Furthermore, if you know that you may get duplicate records only for a few days, you can optimized your query further by partitioning the table by date, and then specifying the date range of the target table to match on.

SQL
MERGE INTO logs
USING updates
ON logs.uniqueId = updates.uniqueId AND logs.date > current_date() - INTERVAL 7 DAYS
WHEN NOT MATCHED AND updates.date > current_date() - INTERVAL 7 DAYS
  THEN INSERT *
Scala
deltaTable
  .as("logs")
  .merge(
    updates.as("updates"),
    "logs.uniqueId = updates.uniqueId AND logs.date > current_date() - INTERVAL 7 DAYS")
  .whenNotMatched("updates.date > current_date() - INTERVAL 7 DAYS")
  .insertAll()
  .execute()

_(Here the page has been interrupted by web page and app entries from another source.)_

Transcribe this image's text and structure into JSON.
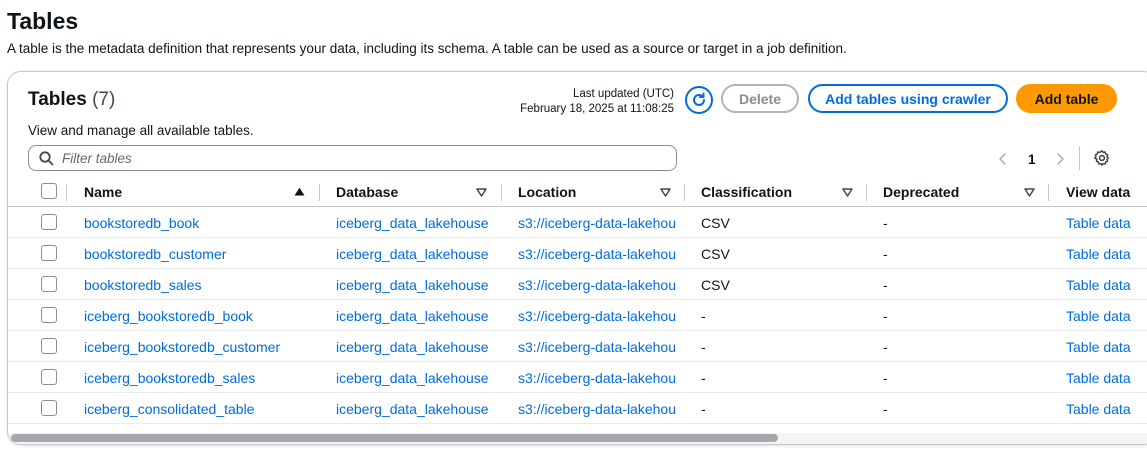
{
  "page": {
    "title": "Tables",
    "description": "A table is the metadata definition that represents your data, including its schema. A table can be used as a source or target in a job definition."
  },
  "panel": {
    "title": "Tables",
    "count": "(7)",
    "description": "View and manage all available tables.",
    "last_updated_label": "Last updated (UTC)",
    "last_updated_value": "February 18, 2025 at 11:08:25",
    "refresh_icon": "refresh-icon",
    "buttons": {
      "delete": "Delete",
      "crawler": "Add tables using crawler",
      "add": "Add table"
    },
    "filter": {
      "placeholder": "Filter tables",
      "value": ""
    },
    "pagination": {
      "current_page": "1"
    },
    "colors": {
      "link": "#006ce0",
      "primary": "#ff9900",
      "border": "#c6c6cd"
    }
  },
  "table": {
    "columns": [
      "Name",
      "Database",
      "Location",
      "Classification",
      "Deprecated",
      "View data"
    ],
    "rows": [
      {
        "name": "bookstoredb_book",
        "database": "iceberg_data_lakehouse",
        "location": "s3://iceberg-data-lakehou",
        "classification": "CSV",
        "deprecated": "-",
        "view": "Table data"
      },
      {
        "name": "bookstoredb_customer",
        "database": "iceberg_data_lakehouse",
        "location": "s3://iceberg-data-lakehou",
        "classification": "CSV",
        "deprecated": "-",
        "view": "Table data"
      },
      {
        "name": "bookstoredb_sales",
        "database": "iceberg_data_lakehouse",
        "location": "s3://iceberg-data-lakehou",
        "classification": "CSV",
        "deprecated": "-",
        "view": "Table data"
      },
      {
        "name": "iceberg_bookstoredb_book",
        "database": "iceberg_data_lakehouse",
        "location": "s3://iceberg-data-lakehou",
        "classification": "-",
        "deprecated": "-",
        "view": "Table data"
      },
      {
        "name": "iceberg_bookstoredb_customer",
        "database": "iceberg_data_lakehouse",
        "location": "s3://iceberg-data-lakehou",
        "classification": "-",
        "deprecated": "-",
        "view": "Table data"
      },
      {
        "name": "iceberg_bookstoredb_sales",
        "database": "iceberg_data_lakehouse",
        "location": "s3://iceberg-data-lakehou",
        "classification": "-",
        "deprecated": "-",
        "view": "Table data"
      },
      {
        "name": "iceberg_consolidated_table",
        "database": "iceberg_data_lakehouse",
        "location": "s3://iceberg-data-lakehou",
        "classification": "-",
        "deprecated": "-",
        "view": "Table data"
      }
    ]
  }
}
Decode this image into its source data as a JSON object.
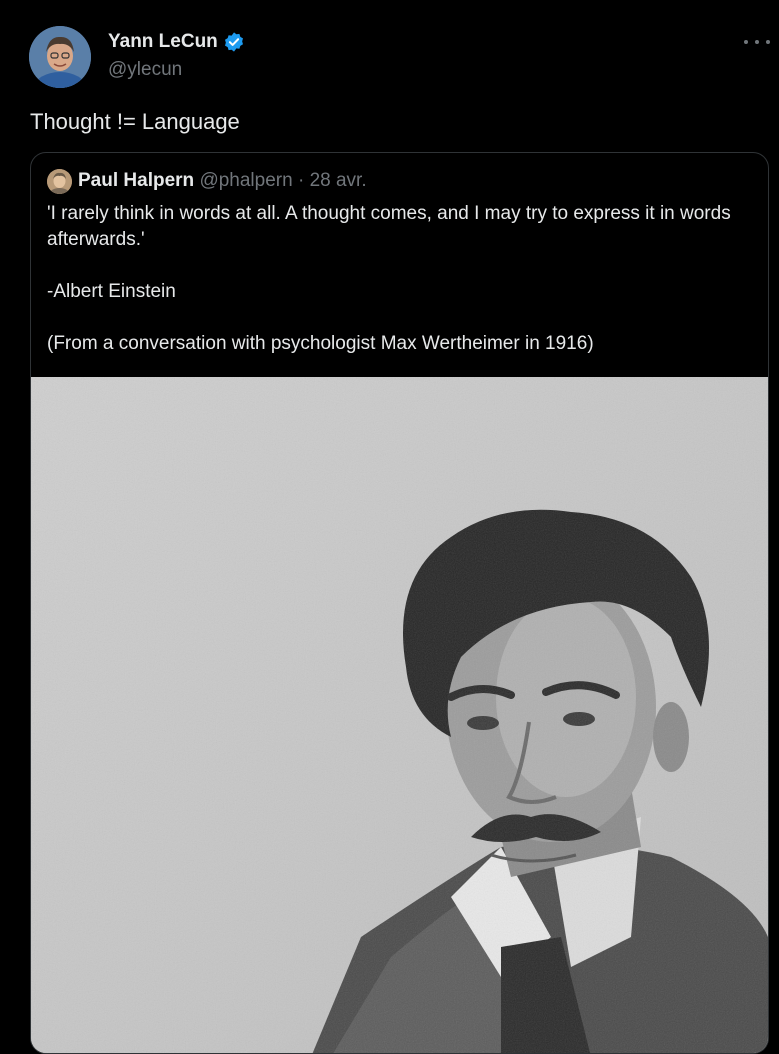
{
  "author": {
    "name": "Yann LeCun",
    "handle": "@ylecun",
    "verified_badge_icon": "verified-badge-icon",
    "badge_color": "#1d9bf0"
  },
  "tweet": {
    "text": "Thought != Language"
  },
  "quoted": {
    "name": "Paul Halpern",
    "handle": "@phalpern",
    "separator": "·",
    "date": "28 avr.",
    "lines": [
      "'I rarely think in words at all.  A thought comes, and I may try to express it in words afterwards.'",
      "-Albert Einstein",
      "(From a conversation with psychologist Max Wertheimer in 1916)"
    ]
  },
  "colors": {
    "background": "#000000",
    "text": "#e7e9ea",
    "secondary": "#71767b",
    "border": "#2f3336"
  }
}
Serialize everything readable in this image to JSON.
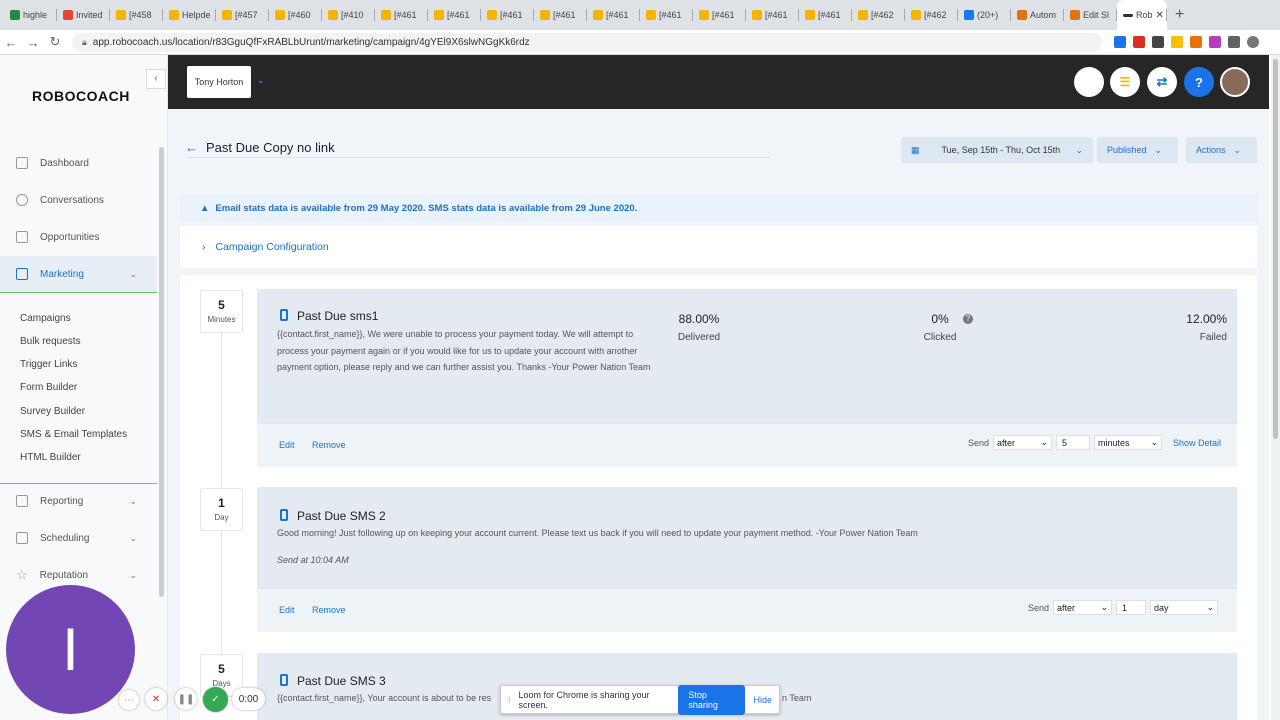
{
  "browser": {
    "tabs": [
      {
        "label": "highle",
        "color": "#1e8e3e"
      },
      {
        "label": "Invited",
        "color": "#ea4335"
      },
      {
        "label": "[#458",
        "color": "#f4b400"
      },
      {
        "label": "Helpde",
        "color": "#f4b400"
      },
      {
        "label": "[#457",
        "color": "#f4b400"
      },
      {
        "label": "[#460",
        "color": "#f4b400"
      },
      {
        "label": "[#410",
        "color": "#f4b400"
      },
      {
        "label": "[#461",
        "color": "#f4b400"
      },
      {
        "label": "[#461",
        "color": "#f4b400"
      },
      {
        "label": "[#461",
        "color": "#f4b400"
      },
      {
        "label": "[#461",
        "color": "#f4b400"
      },
      {
        "label": "[#461",
        "color": "#f4b400"
      },
      {
        "label": "[#461",
        "color": "#f4b400"
      },
      {
        "label": "[#461",
        "color": "#f4b400"
      },
      {
        "label": "[#461",
        "color": "#f4b400"
      },
      {
        "label": "[#461",
        "color": "#f4b400"
      },
      {
        "label": "[#462",
        "color": "#f4b400"
      },
      {
        "label": "[#462",
        "color": "#f4b400"
      },
      {
        "label": "(20+)",
        "color": "#1877f2"
      },
      {
        "label": "Autom",
        "color": "#e8710a"
      },
      {
        "label": "Edit Sl",
        "color": "#e8710a"
      }
    ],
    "active_tab": "Rob",
    "url": "app.robocoach.us/location/r83GguQfFxRABLbUrunt/marketing/campaign/4gYEl9X6slwNGgKk6rdz"
  },
  "sidebar": {
    "logo": "ROBOCOACH",
    "items": [
      {
        "label": "Dashboard"
      },
      {
        "label": "Conversations"
      },
      {
        "label": "Opportunities"
      },
      {
        "label": "Marketing"
      }
    ],
    "subitems": [
      "Campaigns",
      "Bulk requests",
      "Trigger Links",
      "Form Builder",
      "Survey Builder",
      "SMS & Email Templates",
      "HTML Builder"
    ],
    "lower_items": [
      {
        "label": "Reporting"
      },
      {
        "label": "Scheduling"
      },
      {
        "label": "Reputation"
      }
    ]
  },
  "topbar": {
    "location": "Tony Horton",
    "help": "?"
  },
  "page": {
    "title": "Past Due Copy no link",
    "date_range": "Tue, Sep 15th - Thu, Oct 15th",
    "status": "Published",
    "actions": "Actions",
    "banner": "Email stats data is available from 29 May 2020. SMS stats data is available from 29 June 2020.",
    "config": "Campaign Configuration"
  },
  "steps": [
    {
      "delay_value": "5",
      "delay_unit": "Minutes",
      "name": "Past Due sms1",
      "message": "{{contact.first_name}}, We were unable to process your payment today. We will attempt to process your payment again or if you would like for us to update your account with another payment option, please reply and we can further assist you. Thanks -Your Power Nation Team",
      "stats": [
        {
          "value": "88.00%",
          "label": "Delivered"
        },
        {
          "value": "0%",
          "label": "Clicked"
        },
        {
          "value": "12.00%",
          "label": "Failed"
        }
      ],
      "edit": "Edit",
      "remove": "Remove",
      "send_label": "Send",
      "send_when": "after",
      "send_amount": "5",
      "send_unit": "minutes",
      "show_detail": "Show Detail"
    },
    {
      "delay_value": "1",
      "delay_unit": "Day",
      "name": "Past Due SMS 2",
      "message": "Good morning! Just following up on keeping your account current. Please text us back if you will need to update your payment method.  -Your Power Nation Team",
      "send_at": "Send at 10:04 AM",
      "edit": "Edit",
      "remove": "Remove",
      "send_label": "Send",
      "send_when": "after",
      "send_amount": "1",
      "send_unit": "day"
    },
    {
      "delay_value": "5",
      "delay_unit": "Days",
      "name": "Past Due SMS 3",
      "message_start": "{{contact.first_name}}, Your account is about to be res",
      "message_end": "n Team"
    }
  ],
  "recorder": {
    "avatar_letter": "I",
    "timer": "0:00"
  },
  "loom": {
    "text": "Loom for Chrome is sharing your screen.",
    "stop": "Stop sharing",
    "hide": "Hide"
  }
}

This will be more efficient than the previous command as it will looks for duplicates only in the last 7 days of logs, not the entire table.

Slowly changing data (SCD) Type 2 operation into Delta Lake tables

Another common operation is SCD Type 2, which maintains history of all changes made to each key in a dimensional table. Such operations require updating existing rows to mark previous values of keys as old, and the inserting the new rows as the latest values. Given a source table with updates and the target table with the dimensional data, SCD Type 2 can be expressed with merge.

Here is a concrete example of maintaining the history of addresses for a customer along with the active date range of each address. When a customer’s address needs to be updated, you have to mark the previous address as not the current one, update its active date range, and add the new address as the current one.

Write change data into a Delta Lake table

Similar to SCD, another common use case, often called change data capture (CDC), is to apply all data changes generated from an external database into a Delta Lake table. In other words, a set of updates, deletes, and inserts applied to an external table needs to be applied to a Delta Lake table. You can do this using merge as follows.

Writing change data using MERGE

Upsert from streaming queries using foreachBatch

You can use a combination of merge and foreachBatch (see foreachbatch for more information) to write complex upserts from a streaming query into a Delta Lake table. For example:

  • Write streaming aggregates in Update Mode: This is much more efficient than Complete Mode.
  • Write a stream of database changes into a Delta Lake table: The earlier merge query for writing change data can be used in foreachBatch to continuously apply a stream of changes to a Delta Lake table.

Note

  • MERGE INTO in Python foreachBatch() is supported in Databricks Runtime 5.5 and above.
  • Make sure that your MERGE INTO statement inside foreachBatch is idempotent as restarts of the streaming query can apply the operation on the same batch of data multiple times.
  • When MERGE INTO is used in foreachBatch, the input data rate of the streaming query (reported through StreamingQueryProgress and visible in the notebook rate graph) may be reported as a multiple of the actual rate at which data is generated at the source. This is because MERGE reads the input data multiple times causing the input metrics to be multiplied. If this is a bottleneck, you can cache the batch DataFrame before MERGE INTO and then uncache it after MERGE INTO.

Writing streaming aggregates in update mode using MERGE and foreachBatch